On May 20, 2013, the Supreme Court decided PPL Corp. v. Commissioner, holding that a British “windfall tax” imposed on privatized British companies has the predominant character of an excess profits tax and is therefore creditable under Internal Revenue Code (IRC) Section 901.

The case revolved around one of PPL’s British subsidiaries which was subject to a one-time windfall tax in the United Kingdom. When PPL paid the British tax, it claimed a foreign tax credit pursuant to IRC Section 901(b)(1), which applies to “income, war profits, and excess profits.”
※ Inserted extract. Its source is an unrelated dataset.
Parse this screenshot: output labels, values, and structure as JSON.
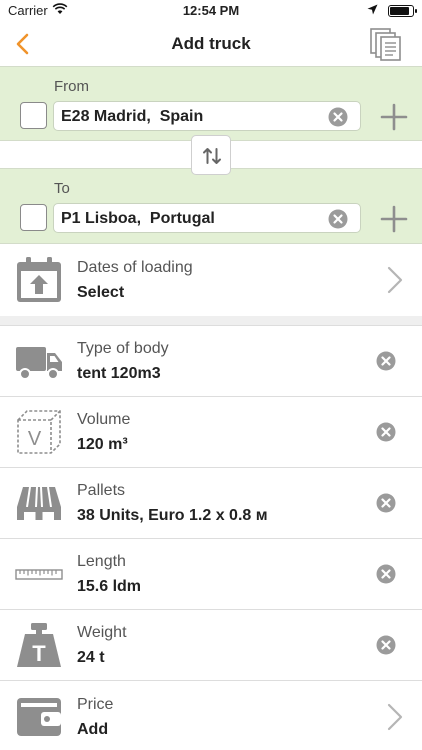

The issue, in this case, was whether in determining the creditability of a foreign tax, courts should employ a formalistic approach that looks solely at the form of the foreign tax statute and ignores how the tax actually operates, or whether courts should employ a substance-based approach that considers factors such as the practical operation and intended effect of the foreign tax. The Tax Court found for PPL, but on appeal, the Third Circuit reversed.
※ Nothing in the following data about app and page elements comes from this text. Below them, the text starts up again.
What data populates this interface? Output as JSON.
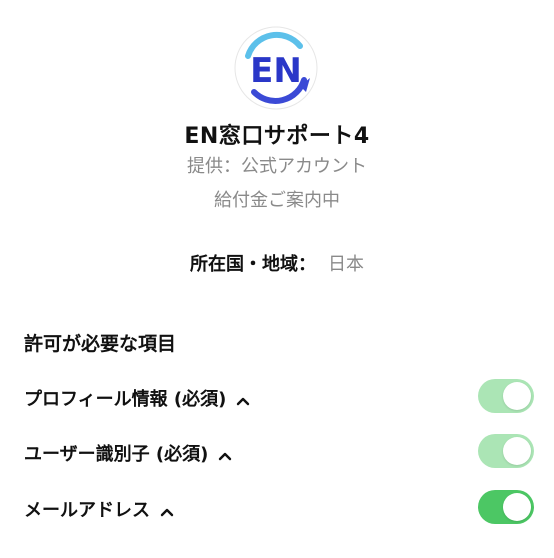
{
  "account": {
    "logo_text": "EN",
    "name": "EN窓口サポート4",
    "provider": "提供：公式アカウント",
    "description": "給付金ご案内中"
  },
  "region": {
    "label": "所在国・地域：",
    "value": "日本"
  },
  "permissions": {
    "title": "許可が必要な項目",
    "items": [
      {
        "label": "プロフィール情報 (必須)",
        "enabled": true,
        "locked": true
      },
      {
        "label": "ユーザー識別子 (必須)",
        "enabled": true,
        "locked": true
      },
      {
        "label": "メールアドレス",
        "enabled": true,
        "locked": false
      }
    ]
  },
  "colors": {
    "toggle_on": "#4cc764",
    "toggle_on_disabled": "#abe5b5",
    "secondary_text": "#8a8a8a",
    "logo_blue": "#2a37c8"
  },
  "icons": {
    "expand": "chevron-up-icon"
  }
}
In a fairly brief opinion, the Court surmised the government’s position as a formalistic approach in applying the tax law. The Court, on the other hand, stated that it would “apply the predominant character test [of the foreign tax credit regulations] using a commonsense approach that considers the substantive effect of the tax.” The Court relied on the regulatory test which looks to “the normal manner in which a tax applies;” meaning that the Court would look at how the tax affects taxpayers in most instances, instead of looking at the impact of the tax on a handful of taxpayers.

Next, the Court stated that “the way a foreign government characterizes its tax is not dispositive with respect to the U.S. creditability analysis.” Applying this approach, the Court held that “the predominant character of the windfall tax is that of an excess profits tax,” which makes it creditable. Alternatively, the Court found that the British formula relied on a fictitious value calculated using an imputed profit-to-earnings ratio.

Ultimately, the Court, through an algebraic reformulation of the equation used for computing the British tax, agreed with PPL’s argument that the British tax was the equivalent of a U.S. tax on excess profits tax. The Court declared that it must look at “economic realities, not legal abstractions.” In conclusion, the Court held that it must “follow substance over form and recognize that the windfall tax is nothing more than a tax on actual profits above a threshold.” Here, the tax was viewed by the Court as economically equivalent to the difference between what PPL actually earned and the amount the British government believed they should have earned given their respective floatation values. Those actual “excess profits” above the threshold were taxed at the prescribed British tax rate of 51.71 percent.

The PPL decision will have an immediate impact on the way courts determine the creditability of the foreign taxes; courts should look not to the way a foreign government characterizes tax at issue, but rather, they should look at the foreign tax as if it were a U.S. tax and analyze it accordingly.

To read the Court’s decision, click here.